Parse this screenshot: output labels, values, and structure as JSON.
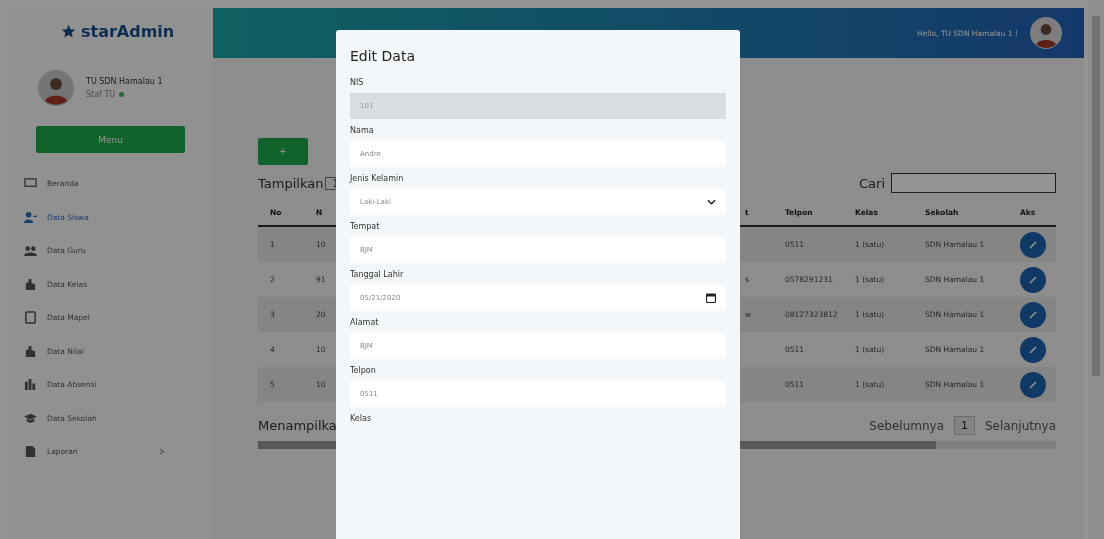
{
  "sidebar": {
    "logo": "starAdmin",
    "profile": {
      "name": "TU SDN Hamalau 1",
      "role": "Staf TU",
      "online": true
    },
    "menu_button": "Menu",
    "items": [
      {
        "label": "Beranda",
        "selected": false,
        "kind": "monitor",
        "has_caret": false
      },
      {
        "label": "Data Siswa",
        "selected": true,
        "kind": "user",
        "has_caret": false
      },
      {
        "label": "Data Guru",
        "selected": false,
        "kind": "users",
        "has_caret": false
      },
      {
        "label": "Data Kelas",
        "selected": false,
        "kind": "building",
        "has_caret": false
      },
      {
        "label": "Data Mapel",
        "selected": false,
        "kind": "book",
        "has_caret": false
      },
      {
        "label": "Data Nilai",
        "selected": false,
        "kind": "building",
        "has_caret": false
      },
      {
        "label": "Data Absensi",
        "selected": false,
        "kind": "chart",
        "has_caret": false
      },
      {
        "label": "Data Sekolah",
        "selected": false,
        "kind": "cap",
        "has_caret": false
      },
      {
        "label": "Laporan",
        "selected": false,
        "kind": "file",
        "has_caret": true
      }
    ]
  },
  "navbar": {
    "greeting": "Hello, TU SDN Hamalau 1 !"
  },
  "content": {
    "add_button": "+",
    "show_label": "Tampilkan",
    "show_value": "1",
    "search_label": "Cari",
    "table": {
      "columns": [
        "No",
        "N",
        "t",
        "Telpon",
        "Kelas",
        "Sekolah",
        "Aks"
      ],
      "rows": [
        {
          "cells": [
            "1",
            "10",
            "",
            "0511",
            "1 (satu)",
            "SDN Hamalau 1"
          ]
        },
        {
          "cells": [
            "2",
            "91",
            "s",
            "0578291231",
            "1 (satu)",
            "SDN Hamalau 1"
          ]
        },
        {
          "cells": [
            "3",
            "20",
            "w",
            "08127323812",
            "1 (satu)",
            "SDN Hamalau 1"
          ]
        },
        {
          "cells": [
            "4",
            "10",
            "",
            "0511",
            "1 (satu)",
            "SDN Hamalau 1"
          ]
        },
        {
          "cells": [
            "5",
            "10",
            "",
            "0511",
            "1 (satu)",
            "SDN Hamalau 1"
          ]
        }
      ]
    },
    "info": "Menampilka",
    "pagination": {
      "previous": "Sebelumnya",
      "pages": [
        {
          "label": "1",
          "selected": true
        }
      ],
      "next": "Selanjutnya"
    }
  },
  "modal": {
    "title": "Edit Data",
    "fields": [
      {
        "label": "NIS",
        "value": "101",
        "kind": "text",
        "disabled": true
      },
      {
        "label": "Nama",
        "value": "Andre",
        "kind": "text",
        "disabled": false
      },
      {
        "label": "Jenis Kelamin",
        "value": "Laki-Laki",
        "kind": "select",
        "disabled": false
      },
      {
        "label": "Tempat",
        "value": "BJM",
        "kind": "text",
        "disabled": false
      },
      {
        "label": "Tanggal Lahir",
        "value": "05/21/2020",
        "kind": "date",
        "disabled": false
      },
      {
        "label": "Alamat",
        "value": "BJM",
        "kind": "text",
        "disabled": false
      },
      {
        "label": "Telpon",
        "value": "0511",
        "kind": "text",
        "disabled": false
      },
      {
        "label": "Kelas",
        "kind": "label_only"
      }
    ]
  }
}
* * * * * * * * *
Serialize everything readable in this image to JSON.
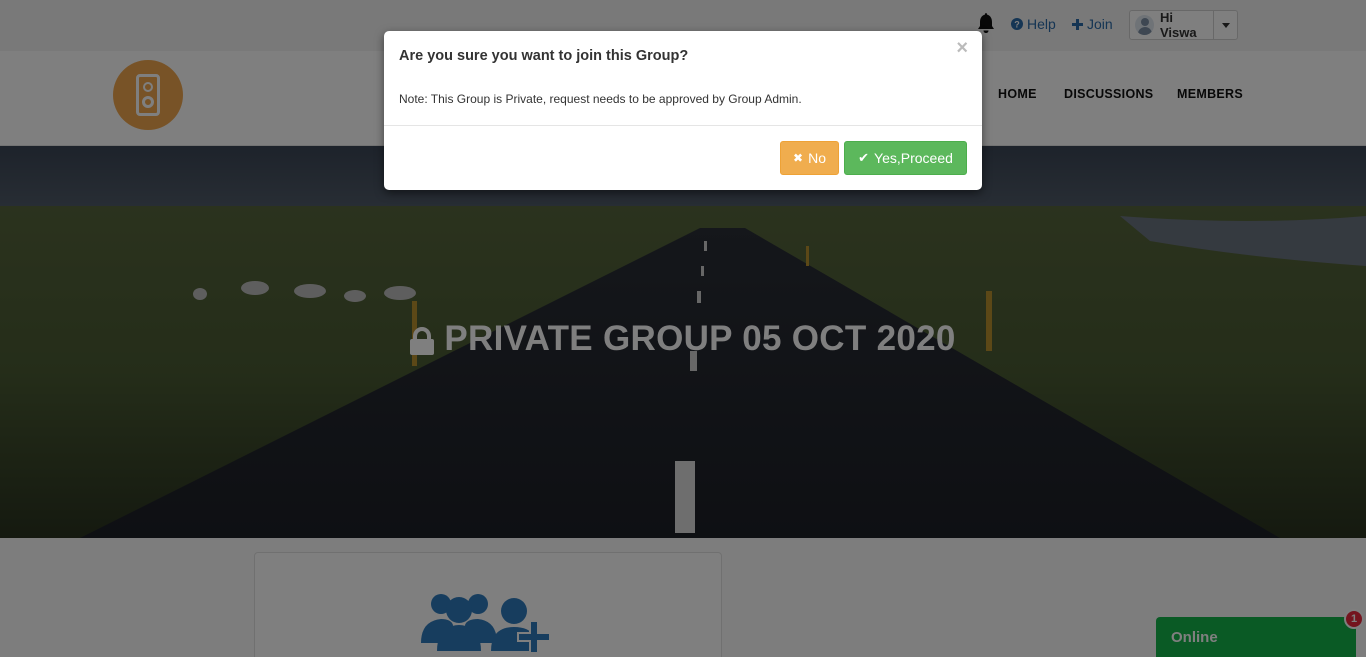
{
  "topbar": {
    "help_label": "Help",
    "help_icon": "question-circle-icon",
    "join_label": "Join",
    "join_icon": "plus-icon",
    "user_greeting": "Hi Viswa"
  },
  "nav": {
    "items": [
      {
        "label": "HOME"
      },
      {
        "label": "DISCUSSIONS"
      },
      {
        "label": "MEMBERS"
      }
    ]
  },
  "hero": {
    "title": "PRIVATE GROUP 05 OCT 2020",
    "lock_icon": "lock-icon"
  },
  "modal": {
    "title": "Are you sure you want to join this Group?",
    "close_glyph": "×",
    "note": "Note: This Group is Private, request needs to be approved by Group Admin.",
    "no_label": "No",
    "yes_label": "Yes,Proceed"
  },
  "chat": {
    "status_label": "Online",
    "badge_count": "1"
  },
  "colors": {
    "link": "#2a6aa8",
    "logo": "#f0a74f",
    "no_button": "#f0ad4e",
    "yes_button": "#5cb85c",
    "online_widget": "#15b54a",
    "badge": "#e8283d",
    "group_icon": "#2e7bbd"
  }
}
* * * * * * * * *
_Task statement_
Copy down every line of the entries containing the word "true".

_Written answer_
      "online": true
        "selected": true,
        "has_caret": true
          "selected": true
        "disabled": true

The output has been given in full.